It's so odd that there is no information on this in English. I wonder if he is the only one who teaches it in the US. It is a very useful notation, but it was frustrating not being able to find supplemental information on it (though his notes are very clear).

Ken (or any other math people), have you ever heard of this? By dual vector I don't mean the dual vector space (you know, with the annihilator, etc.). It is literally just two related vectors written as one object. Apparently it is a Lie algebra.

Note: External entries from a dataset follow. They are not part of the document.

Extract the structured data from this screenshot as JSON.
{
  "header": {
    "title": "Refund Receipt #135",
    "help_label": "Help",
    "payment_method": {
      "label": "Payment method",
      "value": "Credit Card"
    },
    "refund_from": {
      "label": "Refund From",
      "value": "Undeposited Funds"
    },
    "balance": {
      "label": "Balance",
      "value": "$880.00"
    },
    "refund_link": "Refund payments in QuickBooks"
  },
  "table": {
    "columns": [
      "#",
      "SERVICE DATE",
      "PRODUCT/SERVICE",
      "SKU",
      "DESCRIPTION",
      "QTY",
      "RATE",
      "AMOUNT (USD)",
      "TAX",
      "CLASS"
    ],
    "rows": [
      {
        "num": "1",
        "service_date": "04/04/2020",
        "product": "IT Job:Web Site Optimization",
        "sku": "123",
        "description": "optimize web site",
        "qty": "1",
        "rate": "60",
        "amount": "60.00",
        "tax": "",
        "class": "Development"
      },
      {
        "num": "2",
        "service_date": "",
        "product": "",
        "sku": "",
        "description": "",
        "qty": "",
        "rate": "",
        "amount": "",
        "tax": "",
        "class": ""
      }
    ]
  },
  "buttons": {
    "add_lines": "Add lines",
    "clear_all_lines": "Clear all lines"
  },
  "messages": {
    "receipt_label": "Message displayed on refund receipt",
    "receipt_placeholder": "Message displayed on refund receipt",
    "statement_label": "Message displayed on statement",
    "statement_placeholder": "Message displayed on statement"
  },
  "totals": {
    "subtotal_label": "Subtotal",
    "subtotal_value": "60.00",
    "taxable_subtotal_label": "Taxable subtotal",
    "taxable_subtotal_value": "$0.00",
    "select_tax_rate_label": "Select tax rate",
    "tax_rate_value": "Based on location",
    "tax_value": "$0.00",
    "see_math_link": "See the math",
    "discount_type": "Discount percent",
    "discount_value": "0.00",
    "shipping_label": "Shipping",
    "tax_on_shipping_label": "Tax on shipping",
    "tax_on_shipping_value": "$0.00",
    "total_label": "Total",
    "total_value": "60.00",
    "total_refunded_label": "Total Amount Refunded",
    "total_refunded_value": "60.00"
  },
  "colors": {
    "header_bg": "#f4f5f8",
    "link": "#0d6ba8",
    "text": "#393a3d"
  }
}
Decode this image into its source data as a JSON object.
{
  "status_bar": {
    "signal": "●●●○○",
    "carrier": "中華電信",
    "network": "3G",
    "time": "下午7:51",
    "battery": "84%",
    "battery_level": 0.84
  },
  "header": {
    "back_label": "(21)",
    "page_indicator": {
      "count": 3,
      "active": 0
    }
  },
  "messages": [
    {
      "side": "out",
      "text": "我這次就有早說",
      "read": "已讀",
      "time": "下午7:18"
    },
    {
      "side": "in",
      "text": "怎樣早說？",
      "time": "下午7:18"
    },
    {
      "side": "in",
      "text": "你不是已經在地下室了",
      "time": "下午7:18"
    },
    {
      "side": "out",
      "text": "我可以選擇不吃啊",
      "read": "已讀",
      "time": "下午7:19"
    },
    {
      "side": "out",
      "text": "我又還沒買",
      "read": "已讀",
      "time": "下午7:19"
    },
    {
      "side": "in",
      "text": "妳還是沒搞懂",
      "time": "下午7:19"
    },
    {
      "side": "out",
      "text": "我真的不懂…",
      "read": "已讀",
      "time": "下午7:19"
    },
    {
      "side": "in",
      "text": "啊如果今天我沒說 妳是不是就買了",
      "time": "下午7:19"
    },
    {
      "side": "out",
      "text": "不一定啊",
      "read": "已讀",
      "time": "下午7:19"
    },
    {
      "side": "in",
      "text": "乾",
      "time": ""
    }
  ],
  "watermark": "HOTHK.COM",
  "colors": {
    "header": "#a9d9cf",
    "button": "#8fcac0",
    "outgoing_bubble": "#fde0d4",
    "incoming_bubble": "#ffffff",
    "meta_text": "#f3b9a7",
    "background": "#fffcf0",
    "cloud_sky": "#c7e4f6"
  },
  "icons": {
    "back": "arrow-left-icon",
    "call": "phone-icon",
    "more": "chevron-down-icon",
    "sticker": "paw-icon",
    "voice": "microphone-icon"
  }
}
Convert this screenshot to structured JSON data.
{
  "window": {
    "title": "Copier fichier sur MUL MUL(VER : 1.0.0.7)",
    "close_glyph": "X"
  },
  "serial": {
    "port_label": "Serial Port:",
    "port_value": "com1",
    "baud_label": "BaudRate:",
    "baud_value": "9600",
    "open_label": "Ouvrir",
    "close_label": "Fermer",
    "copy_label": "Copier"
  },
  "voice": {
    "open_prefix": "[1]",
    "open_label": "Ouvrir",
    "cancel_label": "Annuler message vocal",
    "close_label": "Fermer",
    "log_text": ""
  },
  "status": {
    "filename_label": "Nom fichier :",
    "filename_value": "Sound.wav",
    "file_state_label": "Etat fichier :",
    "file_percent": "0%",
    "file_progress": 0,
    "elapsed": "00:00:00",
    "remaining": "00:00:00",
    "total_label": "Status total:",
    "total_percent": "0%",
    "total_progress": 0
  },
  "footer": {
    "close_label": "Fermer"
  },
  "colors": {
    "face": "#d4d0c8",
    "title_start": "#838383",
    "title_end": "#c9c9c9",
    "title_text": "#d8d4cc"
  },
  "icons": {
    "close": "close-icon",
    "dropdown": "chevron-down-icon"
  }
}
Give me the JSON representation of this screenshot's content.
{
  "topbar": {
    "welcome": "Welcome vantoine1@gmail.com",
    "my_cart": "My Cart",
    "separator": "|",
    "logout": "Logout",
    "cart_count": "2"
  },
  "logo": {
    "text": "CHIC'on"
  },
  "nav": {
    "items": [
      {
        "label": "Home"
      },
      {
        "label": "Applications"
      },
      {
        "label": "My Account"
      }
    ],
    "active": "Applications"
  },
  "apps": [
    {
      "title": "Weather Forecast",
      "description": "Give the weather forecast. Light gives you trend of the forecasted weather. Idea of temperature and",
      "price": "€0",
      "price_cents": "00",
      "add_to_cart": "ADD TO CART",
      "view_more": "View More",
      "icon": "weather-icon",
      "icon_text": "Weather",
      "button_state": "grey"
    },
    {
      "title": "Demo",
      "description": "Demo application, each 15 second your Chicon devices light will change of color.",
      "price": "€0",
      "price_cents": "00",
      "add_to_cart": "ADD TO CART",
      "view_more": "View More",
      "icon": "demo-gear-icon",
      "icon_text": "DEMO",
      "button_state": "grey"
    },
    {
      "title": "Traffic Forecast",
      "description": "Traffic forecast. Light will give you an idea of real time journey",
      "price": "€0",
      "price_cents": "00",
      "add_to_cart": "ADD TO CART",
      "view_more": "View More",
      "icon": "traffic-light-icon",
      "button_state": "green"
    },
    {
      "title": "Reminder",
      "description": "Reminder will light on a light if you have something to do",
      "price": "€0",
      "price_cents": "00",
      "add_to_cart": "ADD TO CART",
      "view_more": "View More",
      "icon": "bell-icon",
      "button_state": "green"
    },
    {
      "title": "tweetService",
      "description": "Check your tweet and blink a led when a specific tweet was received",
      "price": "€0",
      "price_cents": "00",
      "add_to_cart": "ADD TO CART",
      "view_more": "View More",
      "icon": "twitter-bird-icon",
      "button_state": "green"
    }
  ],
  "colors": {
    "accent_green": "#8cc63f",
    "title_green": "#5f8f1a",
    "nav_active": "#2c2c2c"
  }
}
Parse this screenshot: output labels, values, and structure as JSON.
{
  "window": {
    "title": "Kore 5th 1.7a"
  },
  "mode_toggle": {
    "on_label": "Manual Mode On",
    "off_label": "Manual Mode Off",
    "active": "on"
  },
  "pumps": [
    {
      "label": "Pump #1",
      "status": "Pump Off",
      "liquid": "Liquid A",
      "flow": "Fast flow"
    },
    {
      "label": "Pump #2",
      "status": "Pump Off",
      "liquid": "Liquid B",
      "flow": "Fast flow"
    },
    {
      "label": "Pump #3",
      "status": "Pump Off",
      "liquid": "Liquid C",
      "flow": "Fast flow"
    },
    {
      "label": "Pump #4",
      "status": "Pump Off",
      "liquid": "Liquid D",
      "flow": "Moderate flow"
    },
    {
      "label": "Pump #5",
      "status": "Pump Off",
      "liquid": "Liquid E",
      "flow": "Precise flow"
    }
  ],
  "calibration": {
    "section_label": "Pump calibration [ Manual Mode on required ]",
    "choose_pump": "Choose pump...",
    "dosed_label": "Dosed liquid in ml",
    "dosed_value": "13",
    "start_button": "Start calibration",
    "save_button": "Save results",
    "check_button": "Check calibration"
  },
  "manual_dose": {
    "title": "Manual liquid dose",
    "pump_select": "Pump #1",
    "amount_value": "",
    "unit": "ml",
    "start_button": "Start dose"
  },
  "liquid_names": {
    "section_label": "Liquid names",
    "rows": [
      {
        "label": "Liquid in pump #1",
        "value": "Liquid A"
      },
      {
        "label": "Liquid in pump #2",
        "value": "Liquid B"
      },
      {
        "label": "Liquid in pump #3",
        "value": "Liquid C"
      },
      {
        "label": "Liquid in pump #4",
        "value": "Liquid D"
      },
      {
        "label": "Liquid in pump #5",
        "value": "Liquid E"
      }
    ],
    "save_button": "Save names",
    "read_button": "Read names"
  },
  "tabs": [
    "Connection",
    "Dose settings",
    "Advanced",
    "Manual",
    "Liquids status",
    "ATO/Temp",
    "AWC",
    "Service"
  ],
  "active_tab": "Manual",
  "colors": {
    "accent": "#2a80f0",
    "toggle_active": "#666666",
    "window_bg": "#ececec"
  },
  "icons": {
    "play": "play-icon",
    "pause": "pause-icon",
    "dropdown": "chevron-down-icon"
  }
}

All mathematicians Lie about Screw Theory. What you do with your vector is your own business. Or your own kernel, if you are a member of the dual space. Just watch out for idempotence. Never had a problem with it myself but I hear engineers are prone.


Just a guess but it sounds like a tensor actually.
Title: Re: n-word Posts
Post by: EigenUser on October 15, 2014, 04:56:06 PM
All mathematicians Lie about Screw Theory. What you do with your vector is your own business. Or your own kernel, if you are a member of the dual space. Just watch out for idempotence. Never had a problem with it myself but I hear engineers are prone.


Just a guess but it sounds like a tensor actually.
:D

My professor for vector spaces last year was hilarious. Before rigorously defining something he'd explain it in an intuitive way, often leading to funny analogies that would be pointless on their own, but actually helped a lot when coupled with the standard definition/theorem/proof sequence. One of the memorable ones was for the dual space. "Imagine that you are a vector and you are able to define yourself by everyone who hates you!"
Title: Re: n-word Posts
Post by: k a rl h e nn i ng on April 21, 2015, 10:32:05 AM
I may just need more coffee. Not much, but some.
Title: Re: n-word Posts
Post by: romboid on September 24, 2021, 11:55:30 AM
n^5 = n * n * n * n * n